Fifteen Eastern students and alumni were among more than 140 presenters at the Third Annual Northeast Regional Undergraduate Research Conference, held on Oct. 26, 2012, in the Betty R. Tipton Room. The conference was sponsored by the Council of Public Liberal Arts Colleges (COPLAC).

Participating in the COPLAC conference were Erin Conn, a biology major; MacKenzie Robert '12, a biology major; Thomas Farnsworth '12, a psychology major; Eric Lindquist '12, an environmental earth science major interning with the Connecticut Department of Energy and Environmental Protection; Rosie Manzo '12, who majored in sociology and minored in Spanish and Renewable Energy; Charles Hooper '12, a non-traditional student who majored in business information systems (BIS); Nels Frantzen, a political science major; Raena Beetham '13, a psychology major; David Stein '12, a biology major; Ariel Levesque '12, an early childhood education and psychology major; Erin Murphy, an early childhood education and psychology major; Suzanne Slater '13, an early childhood education and psychology major; Margaret Pallis '13, an English major; Vincent Aloia '12, a visual arts major; and Carolina Galvez '12, a visual arts major.

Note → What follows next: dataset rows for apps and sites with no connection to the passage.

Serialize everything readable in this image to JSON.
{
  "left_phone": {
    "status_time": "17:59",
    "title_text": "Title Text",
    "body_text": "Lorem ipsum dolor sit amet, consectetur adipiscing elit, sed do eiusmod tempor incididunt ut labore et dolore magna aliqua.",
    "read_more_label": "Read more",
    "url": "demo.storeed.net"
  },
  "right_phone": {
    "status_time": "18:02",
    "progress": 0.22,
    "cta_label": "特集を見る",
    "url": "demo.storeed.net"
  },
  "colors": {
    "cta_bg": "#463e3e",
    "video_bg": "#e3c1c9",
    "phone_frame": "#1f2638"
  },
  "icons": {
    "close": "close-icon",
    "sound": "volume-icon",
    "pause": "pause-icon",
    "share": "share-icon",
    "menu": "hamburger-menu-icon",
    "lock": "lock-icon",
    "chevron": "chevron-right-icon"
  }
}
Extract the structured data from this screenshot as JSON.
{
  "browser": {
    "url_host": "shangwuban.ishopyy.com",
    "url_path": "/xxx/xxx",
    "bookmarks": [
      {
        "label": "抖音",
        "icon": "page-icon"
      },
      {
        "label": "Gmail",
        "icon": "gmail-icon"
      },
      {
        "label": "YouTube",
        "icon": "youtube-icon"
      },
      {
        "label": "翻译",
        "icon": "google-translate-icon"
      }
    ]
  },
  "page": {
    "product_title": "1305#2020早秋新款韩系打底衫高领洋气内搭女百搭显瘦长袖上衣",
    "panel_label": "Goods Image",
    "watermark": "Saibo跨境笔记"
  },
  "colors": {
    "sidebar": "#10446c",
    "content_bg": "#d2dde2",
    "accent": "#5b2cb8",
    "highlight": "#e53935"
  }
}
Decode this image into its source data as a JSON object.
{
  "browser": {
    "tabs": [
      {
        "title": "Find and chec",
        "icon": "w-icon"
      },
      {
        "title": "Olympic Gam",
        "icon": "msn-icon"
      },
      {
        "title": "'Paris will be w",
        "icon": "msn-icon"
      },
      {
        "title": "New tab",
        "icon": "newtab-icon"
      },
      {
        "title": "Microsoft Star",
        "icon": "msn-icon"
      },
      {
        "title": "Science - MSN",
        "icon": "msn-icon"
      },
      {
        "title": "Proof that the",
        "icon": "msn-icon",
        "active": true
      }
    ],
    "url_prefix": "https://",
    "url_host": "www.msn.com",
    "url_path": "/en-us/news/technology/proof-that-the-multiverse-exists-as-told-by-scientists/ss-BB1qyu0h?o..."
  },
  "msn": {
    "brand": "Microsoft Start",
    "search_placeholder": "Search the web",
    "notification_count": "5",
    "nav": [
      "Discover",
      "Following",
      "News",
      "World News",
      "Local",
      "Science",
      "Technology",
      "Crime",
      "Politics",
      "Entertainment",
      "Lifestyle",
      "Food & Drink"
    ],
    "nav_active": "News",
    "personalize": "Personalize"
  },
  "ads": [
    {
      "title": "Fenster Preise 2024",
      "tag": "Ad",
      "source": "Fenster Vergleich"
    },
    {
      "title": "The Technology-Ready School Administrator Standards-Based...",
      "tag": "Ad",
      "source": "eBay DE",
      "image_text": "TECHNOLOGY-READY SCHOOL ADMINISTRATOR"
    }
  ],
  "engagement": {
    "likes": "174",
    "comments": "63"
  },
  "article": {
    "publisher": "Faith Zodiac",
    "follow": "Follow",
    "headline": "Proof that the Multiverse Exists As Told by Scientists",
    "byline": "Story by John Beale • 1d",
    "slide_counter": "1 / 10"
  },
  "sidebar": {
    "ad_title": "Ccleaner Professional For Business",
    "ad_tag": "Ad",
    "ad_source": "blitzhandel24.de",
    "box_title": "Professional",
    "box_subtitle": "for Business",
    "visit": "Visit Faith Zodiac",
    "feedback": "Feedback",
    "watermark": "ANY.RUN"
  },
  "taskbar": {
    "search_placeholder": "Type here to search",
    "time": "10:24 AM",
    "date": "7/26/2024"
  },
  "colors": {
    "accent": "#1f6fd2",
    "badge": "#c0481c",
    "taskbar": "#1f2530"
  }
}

Faculty mentors included Biology Professor Patricia Szczys; Psychology Professor James Diller; Fred Loxsom, retired chair of sustainable energy studies; Sociology Professor Kimberly Dugan; BIS Professor Don Petkov; Philosophy Professor Hope Fitz; Psychology Professor Alita Cousins; Education Professor Sudha Swaminathan; English Professor Maureen McDonnell; and Biology Professor Joshua Idjadi.

Last year, the Connecticut Board of Regents for Higher Education approved a new major in Women's and Gender Studies, which became available to all Eastern students in the fall 2012 semester. Eastern is the only public Connecticut college offering a degree in Women's and Gender Studies. Grounded in the liberal arts, the major provides an interdisciplinary approach to stimulate the examination and analysis of how factors such as race, class, culture and sexuality work together to impact the complexity and challenges of women and other groups in the United States. The new major is rigorous, requiring students to take 36 credits from a wide range of academic departments, and weaves in research and experiential learning components. Fourteen full-time faculty teach Women's and Gender Studies courses.

Six Eastern Connecticut State University students, and an equal number of faculty members, attended the Northeastern Section of the Geological Society of America (NEGSA) Conference in Bretton Woods, NH, from March 18-20, 2013, to attend presentations on a wide range of geological topics. Students attending the trip included Christopher Lorentson, Jon Burdacki, Laura Markley, Rachel Dern, Mackenzie Fannon and Lindsey Belliveau.

Students and faculty gather in front of Mt. Washington at the NEGSA conference. Front, from left: Lindsey Belliveau, Laura Markley, Assistant Professor Meredith Metcalf, Mackenzie Fannon, Rachel Dern. Back, from left: Professor Drew Hyatt, Christopher Lorentson, Jeff Outland, Assistant Professor Lea Gilbertson, Associate Professor Dickson Cunningham, Professor Peter Drzewiecki, Assistant Professor Bryan Oakley, and Jonathan Burdacki.

At the conference, students attended sessions and participated in a follow-up question and answer session. Four faculty members gave oral presentations. Belliveau joined Drew Hyatt, chair of the Environmental Earth Science Department, to speak about meltwater erosion marks in bedrock at Bailey's Ravine in Connecticut.

Four Eastern students who are members of the Eastern Math Club, along with Peter Johnson, associate professor of mathematics, attended the eighth annual Spuyten Duyvil Undergraduate Mathematics Conference at Manhattan College in New York City on April 6.

At the conference, students discussed mathematical topics with other undergraduate students in a professional setting. Kyle Courtemanche '13 presented his honors thesis, "An Application of Markov Chains to Cross and Circle Games," which is a mathematical model on the game "Sorry." This was the first time an Eastern student has presented at the conference.

Other students who attended the conference included Ricky Magner, James Chadic and Joe Nolet.